■ **TASK GOAL**
Reproduce, exactly and in full, the records that follow, minus any pictures.

[DATA FOR THE TASK — start]

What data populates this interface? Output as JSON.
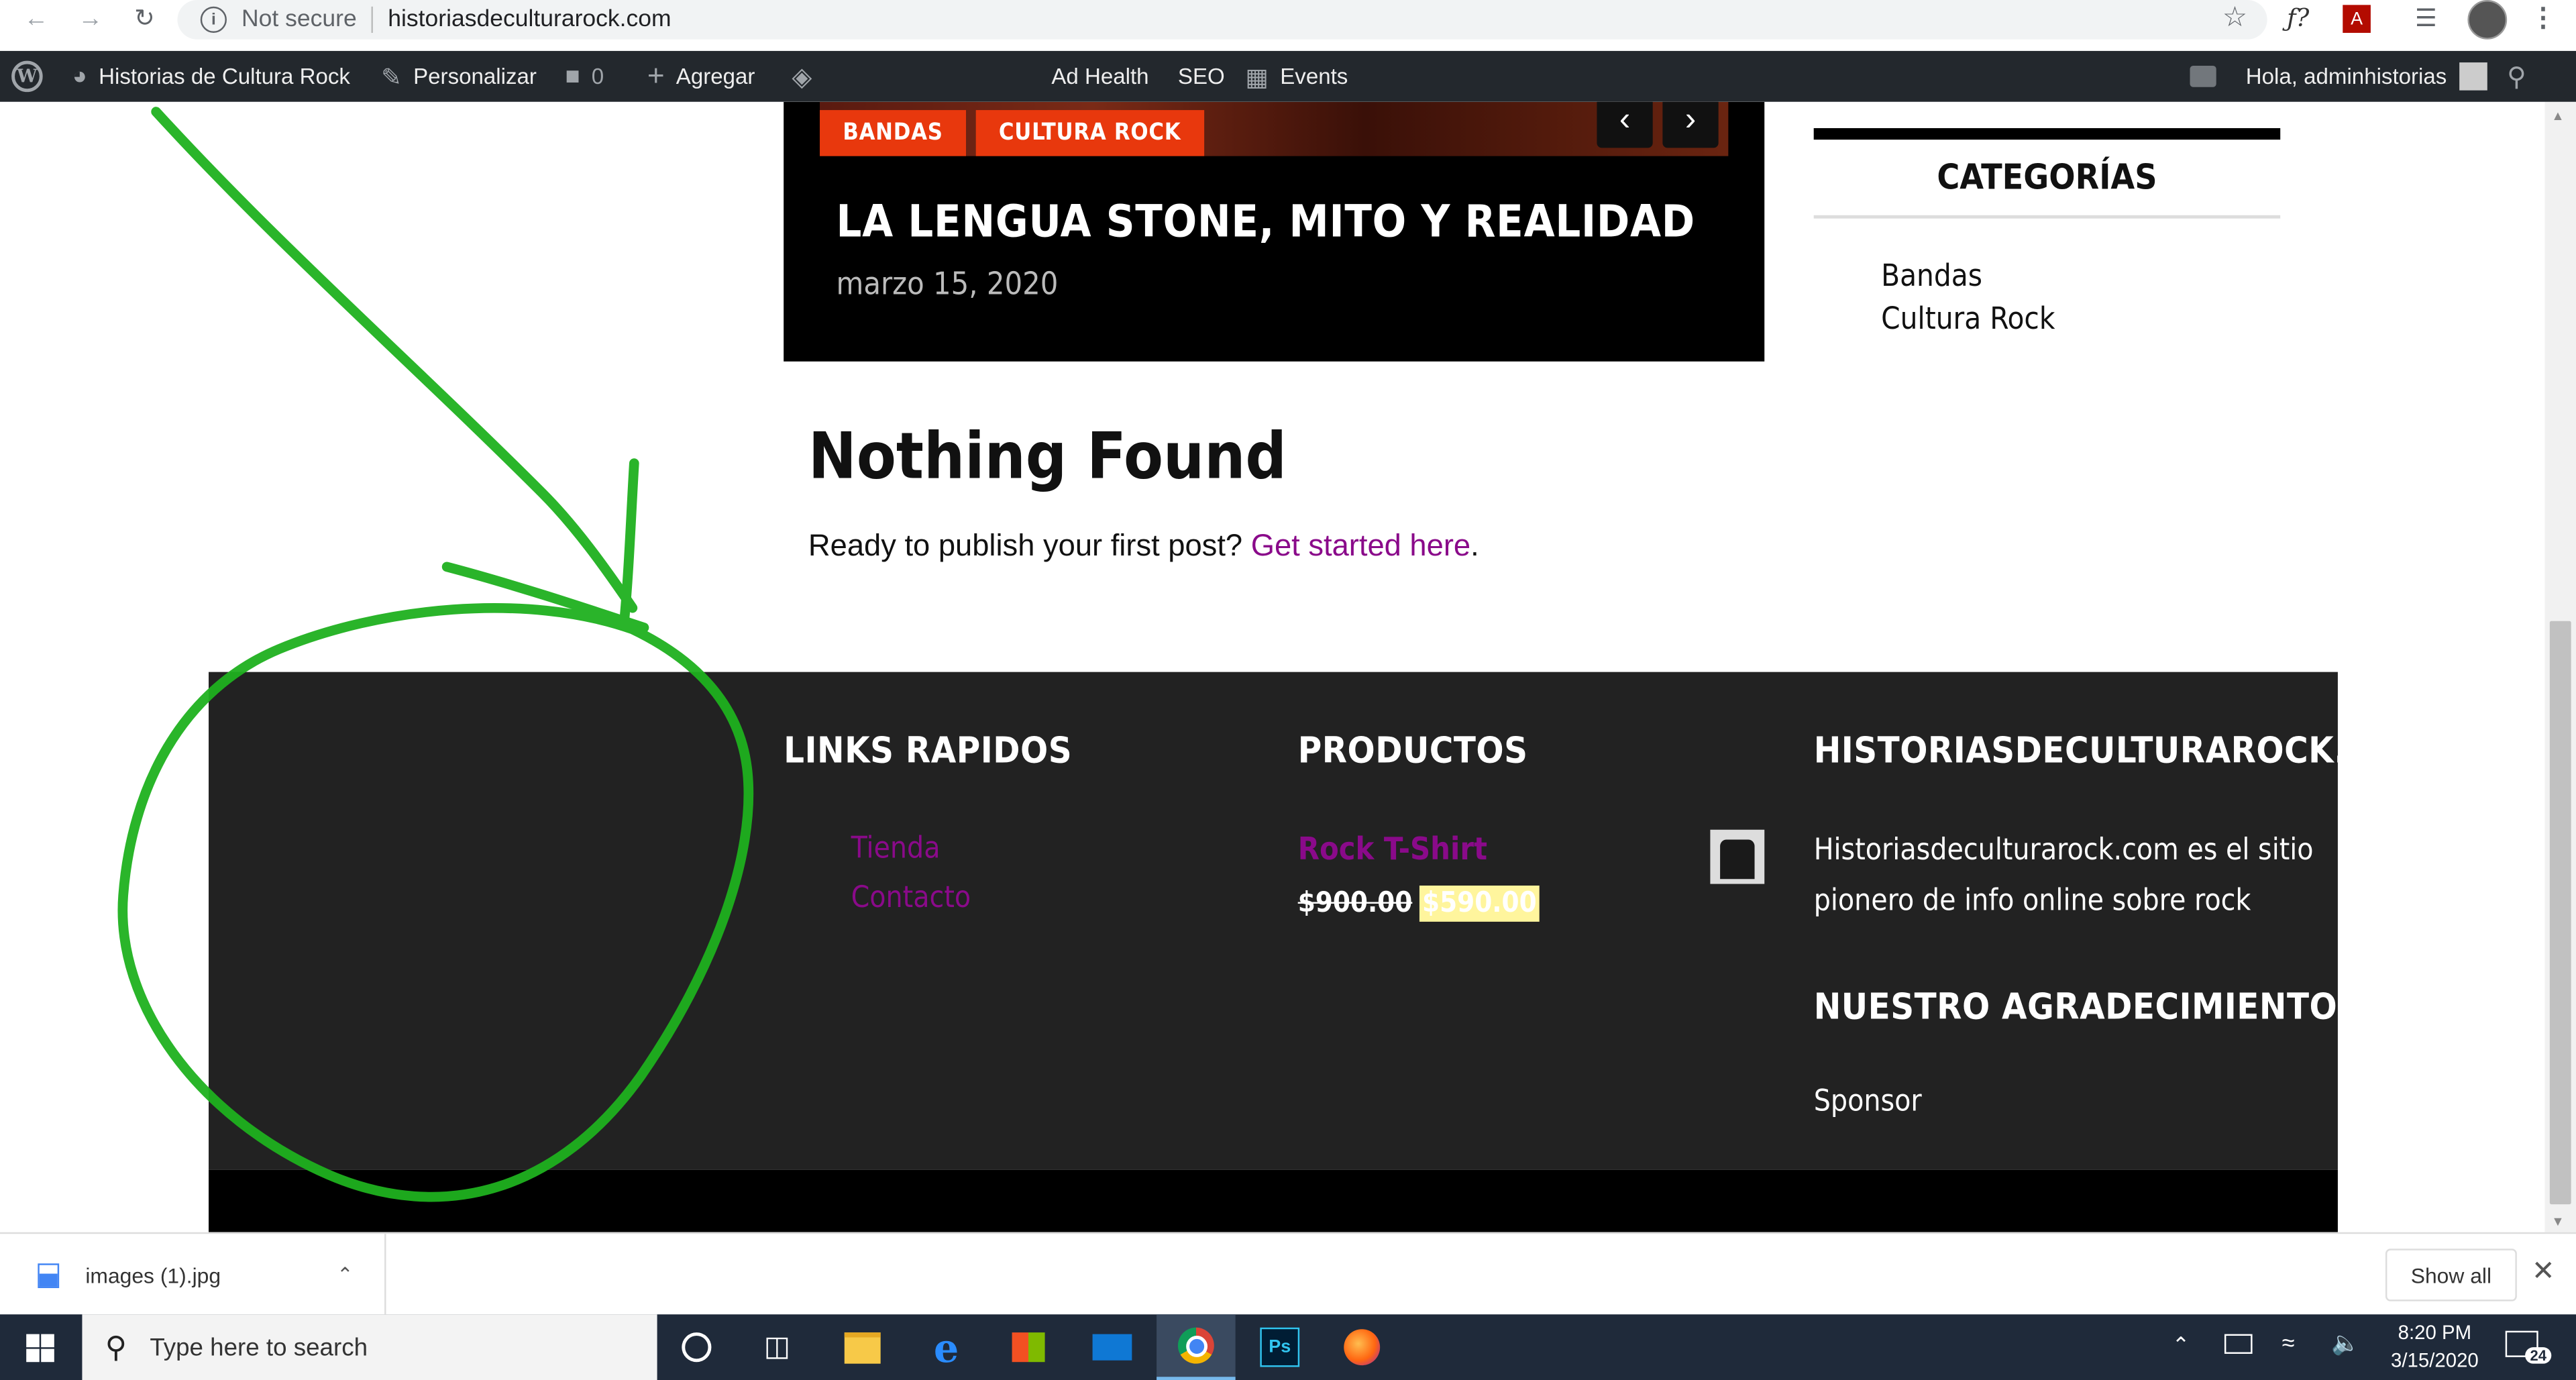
{
  "browser": {
    "back_icon": "arrow-left-icon",
    "security_label": "Not secure",
    "url": "historiasdeculturarock.com"
  },
  "adminbar": {
    "site_name": "Historias de Cultura Rock",
    "customize": "Personalizar",
    "comments_count": "0",
    "add_new": "Agregar",
    "ad_health": "Ad Health",
    "seo": "SEO",
    "events": "Events",
    "greeting": "Hola, adminhistorias"
  },
  "hero": {
    "tags": [
      "BANDAS",
      "CULTURA ROCK"
    ],
    "title": "LA LENGUA STONE, MITO Y REALIDAD",
    "date": "marzo 15, 2020"
  },
  "content": {
    "heading": "Nothing Found",
    "text": "Ready to publish your first post?",
    "link": "Get started here",
    "period": "."
  },
  "sidebar": {
    "title": "CATEGORÍAS",
    "categories": [
      "Bandas",
      "Cultura Rock"
    ]
  },
  "footer": {
    "links_title": "LINKS RAPIDOS",
    "links": [
      "Tienda",
      "Contacto"
    ],
    "products_title": "PRODUCTOS",
    "product_name": "Rock T-Shirt",
    "old_price": "$900.00",
    "new_price": "$590.00",
    "site_title": "HISTORIASDECULTURAROCK.COM",
    "site_desc_line1": "Historiasdeculturarock.com es el sitio",
    "site_desc_line2": "pionero de info online sobre rock",
    "thanks_title": "NUESTRO AGRADECIMIENTO",
    "sponsor": "Sponsor"
  },
  "download": {
    "file": "images (1).jpg",
    "show_all": "Show all"
  },
  "taskbar": {
    "search_placeholder": "Type here to search",
    "time": "8:20 PM",
    "date": "3/15/2020",
    "notifications": "24"
  },
  "colors": {
    "accent_tag": "#e8380d",
    "link_purple": "#8a0a8a",
    "annotation_green": "#1fb11f"
  }
}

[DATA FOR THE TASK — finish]

■ **SOLVED PROBLEM**
What data populates this interface? Output as JSON.
{
  "browser": {
    "back_icon": "arrow-left-icon",
    "security_label": "Not secure",
    "url": "historiasdeculturarock.com"
  },
  "adminbar": {
    "site_name": "Historias de Cultura Rock",
    "customize": "Personalizar",
    "comments_count": "0",
    "add_new": "Agregar",
    "ad_health": "Ad Health",
    "seo": "SEO",
    "events": "Events",
    "greeting": "Hola, adminhistorias"
  },
  "hero": {
    "tags": [
      "BANDAS",
      "CULTURA ROCK"
    ],
    "title": "LA LENGUA STONE, MITO Y REALIDAD",
    "date": "marzo 15, 2020"
  },
  "content": {
    "heading": "Nothing Found",
    "text": "Ready to publish your first post?",
    "link": "Get started here",
    "period": "."
  },
  "sidebar": {
    "title": "CATEGORÍAS",
    "categories": [
      "Bandas",
      "Cultura Rock"
    ]
  },
  "footer": {
    "links_title": "LINKS RAPIDOS",
    "links": [
      "Tienda",
      "Contacto"
    ],
    "products_title": "PRODUCTOS",
    "product_name": "Rock T-Shirt",
    "old_price": "$900.00",
    "new_price": "$590.00",
    "site_title": "HISTORIASDECULTURAROCK.COM",
    "site_desc_line1": "Historiasdeculturarock.com es el sitio",
    "site_desc_line2": "pionero de info online sobre rock",
    "thanks_title": "NUESTRO AGRADECIMIENTO",
    "sponsor": "Sponsor"
  },
  "download": {
    "file": "images (1).jpg",
    "show_all": "Show all"
  },
  "taskbar": {
    "search_placeholder": "Type here to search",
    "time": "8:20 PM",
    "date": "3/15/2020",
    "notifications": "24"
  },
  "colors": {
    "accent_tag": "#e8380d",
    "link_purple": "#8a0a8a",
    "annotation_green": "#1fb11f"
  }
}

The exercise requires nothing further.